HHS publishes new guidance on conducting risk analysis

Under the administrative safeguard provisions of the HIPAA Security Rule, covered entities are required to perform a risk analysis, specifically to “conduct an accurate and thorough assessment of the potential risks and vulnerabilities to the confidentiality, integrity, and availability of electronic protected health information held by the covered entity.” (45 CFR §164.308(a)(1)(ii)(A)) While this has been a requirement for HIPAA-covered entities since the security rule went into effect in 2005, it has received renewed attention due to stronger enforcement provisions in the HITECH Act and its inclusion as the single security-related measure included in the “meaningful use” rules under which eligible healthcare providers and professionals can qualify for financial incentives to acquire and implement electronic health record (EHR) technology. Following the passage of the HITECH Act, HHS delegated responsibility for enforcement of the security rule to the HHS Office for Civil Rights (OCR); OCR was already responsible for enforcement of the HIPAA Privacy Rule. Part of OCR’s enforcement role includes issuing guidance to covered entities on compliance with the requirements in the Security Rule, and OCR recently published new draft guidance on risk analysis.
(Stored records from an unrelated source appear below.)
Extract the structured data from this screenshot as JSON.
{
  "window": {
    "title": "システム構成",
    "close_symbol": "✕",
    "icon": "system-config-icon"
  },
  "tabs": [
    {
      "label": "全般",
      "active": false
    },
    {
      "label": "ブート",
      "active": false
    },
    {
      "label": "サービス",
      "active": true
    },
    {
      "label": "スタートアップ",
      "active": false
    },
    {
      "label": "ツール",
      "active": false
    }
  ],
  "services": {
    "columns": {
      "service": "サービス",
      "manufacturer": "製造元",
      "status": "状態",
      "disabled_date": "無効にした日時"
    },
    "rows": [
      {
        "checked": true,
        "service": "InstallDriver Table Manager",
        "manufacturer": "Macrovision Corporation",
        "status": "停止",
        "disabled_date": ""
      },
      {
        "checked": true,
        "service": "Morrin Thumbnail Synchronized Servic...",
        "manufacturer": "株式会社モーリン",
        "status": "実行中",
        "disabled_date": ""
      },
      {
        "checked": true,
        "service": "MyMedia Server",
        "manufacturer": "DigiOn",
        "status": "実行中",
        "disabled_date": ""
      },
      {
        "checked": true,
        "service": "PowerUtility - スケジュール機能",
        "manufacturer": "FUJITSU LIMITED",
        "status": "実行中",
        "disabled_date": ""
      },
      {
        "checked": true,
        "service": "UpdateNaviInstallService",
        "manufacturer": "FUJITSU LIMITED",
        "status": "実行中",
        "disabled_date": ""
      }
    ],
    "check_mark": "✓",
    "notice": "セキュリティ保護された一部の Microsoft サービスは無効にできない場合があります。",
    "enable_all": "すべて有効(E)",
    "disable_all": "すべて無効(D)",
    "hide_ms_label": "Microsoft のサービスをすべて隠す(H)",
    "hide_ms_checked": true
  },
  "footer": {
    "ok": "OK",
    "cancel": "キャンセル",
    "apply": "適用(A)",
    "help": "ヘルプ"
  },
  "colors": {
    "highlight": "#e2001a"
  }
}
This may be informative for covered entities in general, and should represent at least a staring point for providers and professionals seeking to demonstrate meaningful use.

The draft guidance issued by OCR relies in large part on references to existing risk management and risk assessment approaches and guidelines contained in several NIST Special Publications, only one of which is specific to HIPAA (Special Publication 800-66, Introductory Resource Guide for Implementing the Health Insurance Portability and Accountability Act (HIPAA) Security Rule). The most relevant of these NIST guidance documents are Special Publication 800-30, Risk Management Guide for Information Technology Systems, and Special Publication 800-115, Technical Guide to Information Security Testing and Assessment. The HHS Office of the National Coordinator (ONC) also produced a security practice guide for small health care practices in 2008 that serves as a sort of primer for health care providers who need to understand the basic security considerations relevant to their practices, and includes a number of references to more detailed information and guidance materials. Although the ONC small practice guidance document is linked from the new OCR draft guidance, health care practices of any size should not rely on the ONC document alone, as it does not reflect considerations related to the HITECH Act, including meaningful use.

One limitation of the existing government guidance applicable to risk analysis is that substantially all of the guidance is written in a way that focuses on risk assessments of individual information systems, not on organizations overall. This limitation is important because the risk analysis requirement under the HIPAA Security Rule is not limited to systems used by covered entities, but instead address risks to any protected health information held by the organization. It seems reasonable to assume that despite the emphasis of the meaningful use rules on EHR systems, the scope for a risk analysis conducted to satisfy the meaningful use measure should address all potential risks to health information the organization has, not just the data associated with an EHR system. Also, as is likely not lost on private sector health care organizations, there are many sources of risk management and risk analysis guidance outside of materials produced by the U.S. federal government, notably including the ISO/IEC 27000 series of international standards, which covers risk assessment and risk management for information systems, particularly in ISO/IEC 27005 and the risk assessment section of ISO/IEC 27002. Organizations looking for more enterprise-level perspectives on assessing and managing risk can find relevant guidance in ISO 31000, within major IT governance frameworks such as ISACA’s Risk IT Framework based on COBIT or the Risk Management section of the Information Technology Infrastructure Library (ITIL).